Please copy the records below word for word, leaving out the pictures.
◇ ◇ ◇
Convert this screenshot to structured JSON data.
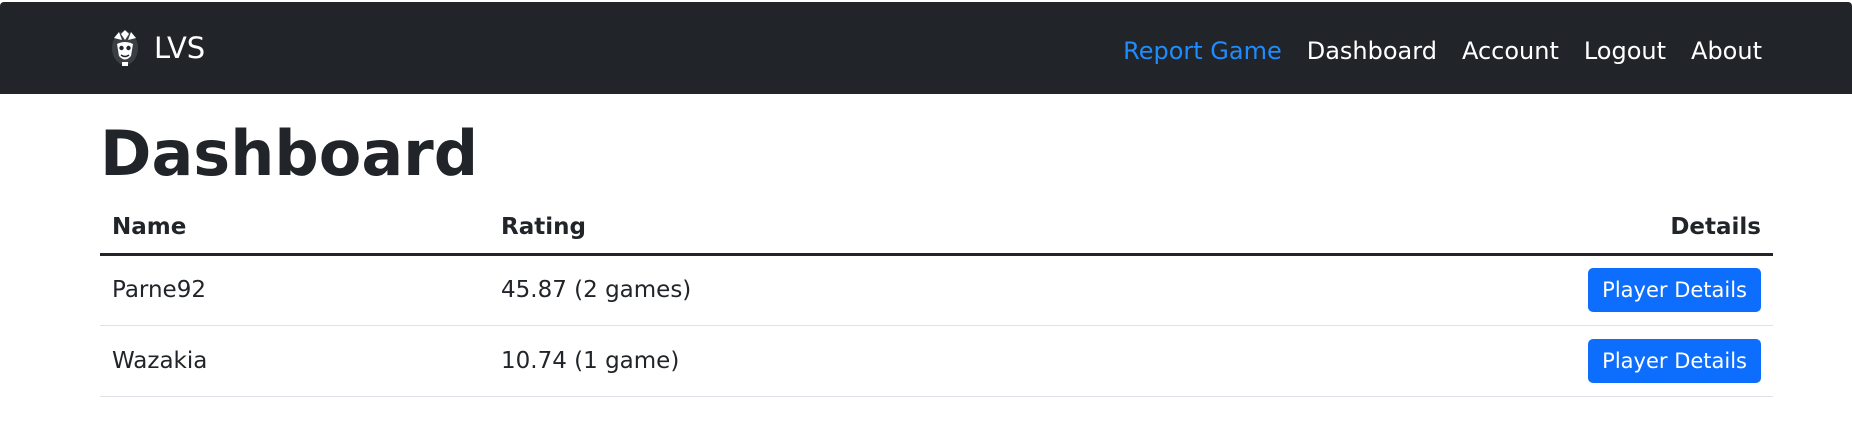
{
  "navbar": {
    "brand_name": "LVS",
    "brand_icon": "jester-mask-logo",
    "links": [
      {
        "label": "Report Game",
        "active": true
      },
      {
        "label": "Dashboard",
        "active": false
      },
      {
        "label": "Account",
        "active": false
      },
      {
        "label": "Logout",
        "active": false
      },
      {
        "label": "About",
        "active": false
      }
    ]
  },
  "page": {
    "title": "Dashboard"
  },
  "table": {
    "headers": {
      "name": "Name",
      "rating": "Rating",
      "details": "Details"
    },
    "rows": [
      {
        "name": "Parne92",
        "rating": "45.87 (2 games)",
        "details_label": "Player Details"
      },
      {
        "name": "Wazakia",
        "rating": "10.74 (1 game)",
        "details_label": "Player Details"
      }
    ]
  },
  "colors": {
    "navbar_bg": "#212529",
    "active_link": "#1e8cff",
    "button_primary": "#0d6efd"
  }
}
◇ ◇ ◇
◆ **RESPONSE BOX**:
Convert this screenshot to structured JSON data.
{
  "navbar": {
    "brand_name": "LVS",
    "brand_icon": "jester-mask-logo",
    "links": [
      {
        "label": "Report Game",
        "active": true
      },
      {
        "label": "Dashboard",
        "active": false
      },
      {
        "label": "Account",
        "active": false
      },
      {
        "label": "Logout",
        "active": false
      },
      {
        "label": "About",
        "active": false
      }
    ]
  },
  "page": {
    "title": "Dashboard"
  },
  "table": {
    "headers": {
      "name": "Name",
      "rating": "Rating",
      "details": "Details"
    },
    "rows": [
      {
        "name": "Parne92",
        "rating": "45.87 (2 games)",
        "details_label": "Player Details"
      },
      {
        "name": "Wazakia",
        "rating": "10.74 (1 game)",
        "details_label": "Player Details"
      }
    ]
  },
  "colors": {
    "navbar_bg": "#212529",
    "active_link": "#1e8cff",
    "button_primary": "#0d6efd"
  }
}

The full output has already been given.